36 Years Ago

36 Years Ago, Vienna 1971—A Student Journal

Day 139: Innsbruck: Seegrube Ski School


Vienna 1971—A Student Journal
A year of music, study, travel, sightseeing & friends.

Day 139 — Innsbruck: Seegrube Ski School
19-December-1971 (Sun.)

Beautiful scenery


Went to Seegrube for the ski school. Beautiful scenery. (I didn’t bring my camera). The sun was shining and it felt great to be in the fresh air. Ski school was typical, but I felt I was learning, for once. All Americans (except one girl); the ski instructor, George, was good. Spoke great English and was really funny. “American bombers” (out of control skiing); “boing” (when someone fell). So, for my first day of skiing I took two 1/2 day lessons. It felt really good.

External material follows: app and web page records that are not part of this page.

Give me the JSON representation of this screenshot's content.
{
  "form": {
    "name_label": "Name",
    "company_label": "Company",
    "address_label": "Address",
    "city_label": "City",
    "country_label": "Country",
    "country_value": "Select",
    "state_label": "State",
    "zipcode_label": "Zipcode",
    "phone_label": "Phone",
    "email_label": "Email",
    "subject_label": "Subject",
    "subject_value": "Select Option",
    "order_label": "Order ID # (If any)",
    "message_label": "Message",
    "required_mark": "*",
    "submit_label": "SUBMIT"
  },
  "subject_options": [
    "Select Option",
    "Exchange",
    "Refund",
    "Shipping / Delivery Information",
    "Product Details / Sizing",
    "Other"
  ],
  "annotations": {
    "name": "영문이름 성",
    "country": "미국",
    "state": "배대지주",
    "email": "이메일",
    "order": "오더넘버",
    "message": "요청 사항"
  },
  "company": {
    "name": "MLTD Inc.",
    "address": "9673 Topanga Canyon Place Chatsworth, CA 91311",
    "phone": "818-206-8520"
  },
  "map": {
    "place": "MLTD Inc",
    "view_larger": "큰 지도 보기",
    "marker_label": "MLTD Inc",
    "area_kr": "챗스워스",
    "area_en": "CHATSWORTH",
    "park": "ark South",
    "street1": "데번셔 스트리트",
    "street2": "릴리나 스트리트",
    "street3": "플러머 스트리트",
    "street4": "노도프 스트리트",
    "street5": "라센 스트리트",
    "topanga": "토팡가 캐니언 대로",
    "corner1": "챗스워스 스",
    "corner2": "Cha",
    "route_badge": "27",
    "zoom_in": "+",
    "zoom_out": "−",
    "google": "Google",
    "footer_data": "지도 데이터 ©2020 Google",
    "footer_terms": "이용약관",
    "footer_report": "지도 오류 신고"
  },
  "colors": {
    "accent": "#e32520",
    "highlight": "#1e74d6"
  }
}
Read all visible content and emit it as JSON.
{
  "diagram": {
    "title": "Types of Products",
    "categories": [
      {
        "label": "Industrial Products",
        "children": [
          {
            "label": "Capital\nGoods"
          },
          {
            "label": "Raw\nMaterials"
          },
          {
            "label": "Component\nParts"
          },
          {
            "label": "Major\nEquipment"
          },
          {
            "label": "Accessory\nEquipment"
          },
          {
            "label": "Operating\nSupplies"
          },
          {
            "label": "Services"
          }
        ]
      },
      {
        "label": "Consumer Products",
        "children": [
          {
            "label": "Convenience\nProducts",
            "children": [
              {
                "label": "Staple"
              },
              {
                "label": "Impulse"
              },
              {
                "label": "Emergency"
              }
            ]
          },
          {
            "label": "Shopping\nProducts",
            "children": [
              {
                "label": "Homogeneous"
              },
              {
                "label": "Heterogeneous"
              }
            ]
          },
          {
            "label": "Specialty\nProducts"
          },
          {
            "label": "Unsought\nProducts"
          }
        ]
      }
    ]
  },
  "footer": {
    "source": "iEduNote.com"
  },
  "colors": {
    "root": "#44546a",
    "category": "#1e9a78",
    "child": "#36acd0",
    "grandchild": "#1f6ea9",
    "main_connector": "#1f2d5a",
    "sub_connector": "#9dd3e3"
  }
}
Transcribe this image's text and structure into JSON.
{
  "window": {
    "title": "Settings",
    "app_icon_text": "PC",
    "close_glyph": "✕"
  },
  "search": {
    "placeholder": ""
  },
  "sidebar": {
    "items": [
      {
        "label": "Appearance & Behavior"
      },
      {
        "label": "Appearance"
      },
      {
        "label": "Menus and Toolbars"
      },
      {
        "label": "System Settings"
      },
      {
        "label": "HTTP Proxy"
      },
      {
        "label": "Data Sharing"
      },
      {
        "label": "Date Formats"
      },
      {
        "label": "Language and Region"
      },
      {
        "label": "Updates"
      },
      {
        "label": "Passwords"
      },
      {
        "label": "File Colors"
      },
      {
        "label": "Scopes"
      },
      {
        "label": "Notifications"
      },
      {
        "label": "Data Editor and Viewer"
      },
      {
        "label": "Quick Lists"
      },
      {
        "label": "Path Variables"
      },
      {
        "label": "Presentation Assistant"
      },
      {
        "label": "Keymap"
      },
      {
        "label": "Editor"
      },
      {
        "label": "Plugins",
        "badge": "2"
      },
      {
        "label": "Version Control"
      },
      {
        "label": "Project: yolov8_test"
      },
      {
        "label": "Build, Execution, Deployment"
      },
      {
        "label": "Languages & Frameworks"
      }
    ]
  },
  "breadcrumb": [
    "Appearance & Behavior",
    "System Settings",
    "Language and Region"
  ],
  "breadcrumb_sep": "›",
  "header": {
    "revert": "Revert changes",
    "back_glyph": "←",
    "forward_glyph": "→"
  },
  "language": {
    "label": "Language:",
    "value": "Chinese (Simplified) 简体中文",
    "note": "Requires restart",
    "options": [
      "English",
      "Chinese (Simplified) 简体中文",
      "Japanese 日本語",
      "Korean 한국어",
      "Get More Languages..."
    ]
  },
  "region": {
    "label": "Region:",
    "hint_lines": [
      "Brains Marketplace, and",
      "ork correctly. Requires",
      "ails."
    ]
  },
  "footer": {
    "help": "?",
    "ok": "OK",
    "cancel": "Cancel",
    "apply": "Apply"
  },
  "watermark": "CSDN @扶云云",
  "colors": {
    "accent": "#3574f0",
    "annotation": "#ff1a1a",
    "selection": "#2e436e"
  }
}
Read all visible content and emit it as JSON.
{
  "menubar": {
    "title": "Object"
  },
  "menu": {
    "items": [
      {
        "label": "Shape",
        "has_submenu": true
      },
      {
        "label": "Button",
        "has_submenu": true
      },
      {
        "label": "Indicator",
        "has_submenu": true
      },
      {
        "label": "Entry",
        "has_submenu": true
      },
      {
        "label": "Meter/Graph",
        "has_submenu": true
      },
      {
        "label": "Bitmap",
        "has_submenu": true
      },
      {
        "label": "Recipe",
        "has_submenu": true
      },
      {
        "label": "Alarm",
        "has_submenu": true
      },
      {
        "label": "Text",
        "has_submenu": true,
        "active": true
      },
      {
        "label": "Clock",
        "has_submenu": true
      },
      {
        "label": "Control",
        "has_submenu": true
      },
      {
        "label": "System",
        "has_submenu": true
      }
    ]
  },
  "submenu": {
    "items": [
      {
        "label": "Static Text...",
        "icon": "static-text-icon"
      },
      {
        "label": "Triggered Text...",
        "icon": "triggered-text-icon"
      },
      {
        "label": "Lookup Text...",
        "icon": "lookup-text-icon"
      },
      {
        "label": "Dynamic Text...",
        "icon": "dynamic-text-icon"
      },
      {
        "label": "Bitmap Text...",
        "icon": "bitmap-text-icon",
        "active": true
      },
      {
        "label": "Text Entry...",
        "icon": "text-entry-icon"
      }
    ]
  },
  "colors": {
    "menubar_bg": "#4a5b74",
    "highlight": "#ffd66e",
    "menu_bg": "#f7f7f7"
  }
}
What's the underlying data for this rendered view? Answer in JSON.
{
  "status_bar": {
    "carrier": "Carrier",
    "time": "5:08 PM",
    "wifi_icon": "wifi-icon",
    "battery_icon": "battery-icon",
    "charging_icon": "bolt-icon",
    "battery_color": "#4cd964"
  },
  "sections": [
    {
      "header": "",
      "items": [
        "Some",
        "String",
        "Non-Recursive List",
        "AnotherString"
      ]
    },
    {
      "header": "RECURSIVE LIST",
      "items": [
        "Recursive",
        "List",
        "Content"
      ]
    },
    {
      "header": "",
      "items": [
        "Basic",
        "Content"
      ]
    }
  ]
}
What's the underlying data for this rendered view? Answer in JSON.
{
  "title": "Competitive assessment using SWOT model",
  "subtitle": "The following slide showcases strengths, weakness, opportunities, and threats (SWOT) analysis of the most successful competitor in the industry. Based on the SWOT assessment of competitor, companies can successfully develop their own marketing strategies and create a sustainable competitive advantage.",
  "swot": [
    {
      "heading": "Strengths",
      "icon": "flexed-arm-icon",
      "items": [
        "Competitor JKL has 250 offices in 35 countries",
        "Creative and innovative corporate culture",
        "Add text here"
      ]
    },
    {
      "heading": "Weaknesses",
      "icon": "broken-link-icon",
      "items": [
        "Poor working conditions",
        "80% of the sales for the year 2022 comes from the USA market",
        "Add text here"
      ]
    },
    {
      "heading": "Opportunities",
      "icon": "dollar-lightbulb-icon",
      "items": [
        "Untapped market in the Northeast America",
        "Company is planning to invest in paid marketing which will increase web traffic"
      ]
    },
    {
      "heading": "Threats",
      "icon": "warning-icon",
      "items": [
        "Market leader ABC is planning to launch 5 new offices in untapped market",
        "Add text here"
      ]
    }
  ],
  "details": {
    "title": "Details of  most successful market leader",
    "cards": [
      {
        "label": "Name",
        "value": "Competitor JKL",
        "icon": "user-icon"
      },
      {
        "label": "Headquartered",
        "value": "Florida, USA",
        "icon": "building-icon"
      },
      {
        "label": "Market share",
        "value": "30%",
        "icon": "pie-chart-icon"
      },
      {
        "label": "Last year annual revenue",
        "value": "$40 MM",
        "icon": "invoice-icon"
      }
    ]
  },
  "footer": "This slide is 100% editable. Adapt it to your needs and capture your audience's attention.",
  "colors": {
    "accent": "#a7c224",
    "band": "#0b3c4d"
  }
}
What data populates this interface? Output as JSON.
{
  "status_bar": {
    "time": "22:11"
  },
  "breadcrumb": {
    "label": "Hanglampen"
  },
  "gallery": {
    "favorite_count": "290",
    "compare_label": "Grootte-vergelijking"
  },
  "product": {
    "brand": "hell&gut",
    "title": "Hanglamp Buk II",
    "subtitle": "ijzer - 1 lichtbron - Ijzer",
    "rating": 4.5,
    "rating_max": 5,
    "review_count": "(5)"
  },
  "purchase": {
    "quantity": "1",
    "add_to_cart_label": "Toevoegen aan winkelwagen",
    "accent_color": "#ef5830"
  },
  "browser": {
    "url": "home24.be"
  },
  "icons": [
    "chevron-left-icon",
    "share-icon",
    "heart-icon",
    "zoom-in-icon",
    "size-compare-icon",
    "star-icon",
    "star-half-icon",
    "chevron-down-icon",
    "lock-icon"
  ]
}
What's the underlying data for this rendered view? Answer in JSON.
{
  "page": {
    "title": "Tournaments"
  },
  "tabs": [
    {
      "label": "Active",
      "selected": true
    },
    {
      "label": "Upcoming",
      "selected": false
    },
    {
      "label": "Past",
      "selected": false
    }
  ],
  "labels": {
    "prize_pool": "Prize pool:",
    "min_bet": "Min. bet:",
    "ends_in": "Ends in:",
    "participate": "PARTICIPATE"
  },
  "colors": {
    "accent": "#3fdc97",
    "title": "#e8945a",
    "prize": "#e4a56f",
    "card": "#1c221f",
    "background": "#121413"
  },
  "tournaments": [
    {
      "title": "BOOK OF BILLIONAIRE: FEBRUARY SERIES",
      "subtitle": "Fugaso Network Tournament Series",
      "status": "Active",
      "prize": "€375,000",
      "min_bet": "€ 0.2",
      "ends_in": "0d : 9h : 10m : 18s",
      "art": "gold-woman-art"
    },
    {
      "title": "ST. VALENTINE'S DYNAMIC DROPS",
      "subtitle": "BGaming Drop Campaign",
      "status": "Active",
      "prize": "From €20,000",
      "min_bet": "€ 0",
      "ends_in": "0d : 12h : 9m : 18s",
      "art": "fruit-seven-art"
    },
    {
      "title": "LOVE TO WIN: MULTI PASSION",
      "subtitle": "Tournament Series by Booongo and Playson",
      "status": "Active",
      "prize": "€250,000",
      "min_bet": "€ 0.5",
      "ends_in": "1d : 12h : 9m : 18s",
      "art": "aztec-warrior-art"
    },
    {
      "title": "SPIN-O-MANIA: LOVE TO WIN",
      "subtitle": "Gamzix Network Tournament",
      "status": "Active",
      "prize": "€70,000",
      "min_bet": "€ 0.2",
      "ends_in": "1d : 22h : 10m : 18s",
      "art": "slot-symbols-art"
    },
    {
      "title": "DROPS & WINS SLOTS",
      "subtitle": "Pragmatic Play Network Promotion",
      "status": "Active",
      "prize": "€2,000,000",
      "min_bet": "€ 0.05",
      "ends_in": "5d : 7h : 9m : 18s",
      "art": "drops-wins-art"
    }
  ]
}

Evening, good dinner, talk, and drink with group.

(*See next day.)


Innsbruck chair lift
Austrian Alps. Yes, I’m finally skiing. And, in Innsbruck! Yes! The Austrian Alps. A dream come true. The Austrian Alps are just incredibly beautiful. (See opening photo—I am not certain of the exact location of this picture.) Remember, that I am coming from NJ. The highest mountains I had seen prior to this might have been Killington in Vermont (4215 ft. elevation) and Hunter Mt. in New York (3200 ft. elevation); lest not forget the Great Gorge and Vernon Valley in NJ, now called Mountain Creek (1480 ft. elevation). I'm in the Alps now. Innsbruck elevations are as follows: Seegrube's (7415 ft.), Igls (2952 ft.), and Mutters (6890 ft.). These are all summits; the top peak. You don't necessarily always ski from the summit (unless there's an intermediate run). Photo left is a chair lift. (Unsure of exact location.)

Joy of skiing. As I mention, I love being out in the fresh air. When you are out on the mountain, the fresh mountain air is refreshing. [Gale force winds in a blizzard at 10 degrees is not refreshing.] On a nice day, or even snowy day, it’s just great being on the slopes. I don’t remember the exact weather, but I think the majority of my Innsbruck skiing was in sunny weather. I'll post some photos that show a cloud cover over the valley, covering the city of Innsbruck, while the skiing is in bright, blue-sky, sunny weather.

Seegrube. When you are in the town of Innsbruck, the mountains in which you ski, surround the town. If you do not have a car rental, you need to take public transportation. I take the bus to Seegrube. I suppose that I just asked someone which mountain I should go to and they suggested Seegrube. I am an intermediate skier, and I didn’t want to ski off of a mountain cliff or into a crevasse. Winking

[Skiing levels are generally classified as beginner, novice, intermediate, and expert. The experts are diamond, double-diamond, and the death-defying skiing and snow-boarding movies with helicopters, tree lines, cliffs, avalanches, and all of that really dangerous stuff you see on sports channels—don’t do it.]

How well do I ski? As mentioned, I ski at the intermediate level. I started skiing in college at the local NJ ski resort—in those days they were called, Great Gorge and Vernon Valley. I worked and couldn’t go skiing a lot, but managed to go a few times or so each year. Since I had no teachers and didn’t know what to do, I often took lessons. I wanted to learn to “parallel ski.” In those days, you were taught to parallel by “shifting” your weight and ski edges, not by jumping up. After many years, I guess I do okay and parallel moderately ok on not-so-steep slopes. However, I could never parallel perfectly and thus my weight and edges would fail me on very steep or icy slopes. As a consequence, I ski intermediate slopes, not expert. I tried moguls a few times in both lessons and with my cousin in Colorado (after Europe). Never could get it exactly right.

As a result, I often like to take lessons to see if I can improve my paralleling.

Austrian ski school
Austrian ski school at Seegrub. I’m in the ski class. This is Austria. Austrians really know how to ski. Remember, Innsbruck was the home of the 1964 and 1976 Winter Olympics. The Austrians are always contenders, winning medals in many annual ski races and the Olympics. So, who better to teach me how to ski? The Austrians. The masters. Photo right is perhaps that of an Austrian ski school. Uncertain of exact location. Note: remember that my ski photos are not documented. I do not know exactly if the photos are from Seegrube, Igls, or Mutters or mixed with other resorts.

Guess what, the class is mostly Americans. That's funny. George the ski instructor is Austrian, I believe, and he speaks very good English. He has a sense of humor. I like that. There is only one Austrian in the class and she is a girl. Stay tuned. The asterik * in the journal has something to do with this girl. I will talk about it tomorrow.

It was a great day. It ends with dinner, drinks, and talking with a group at the hotel.


- - - -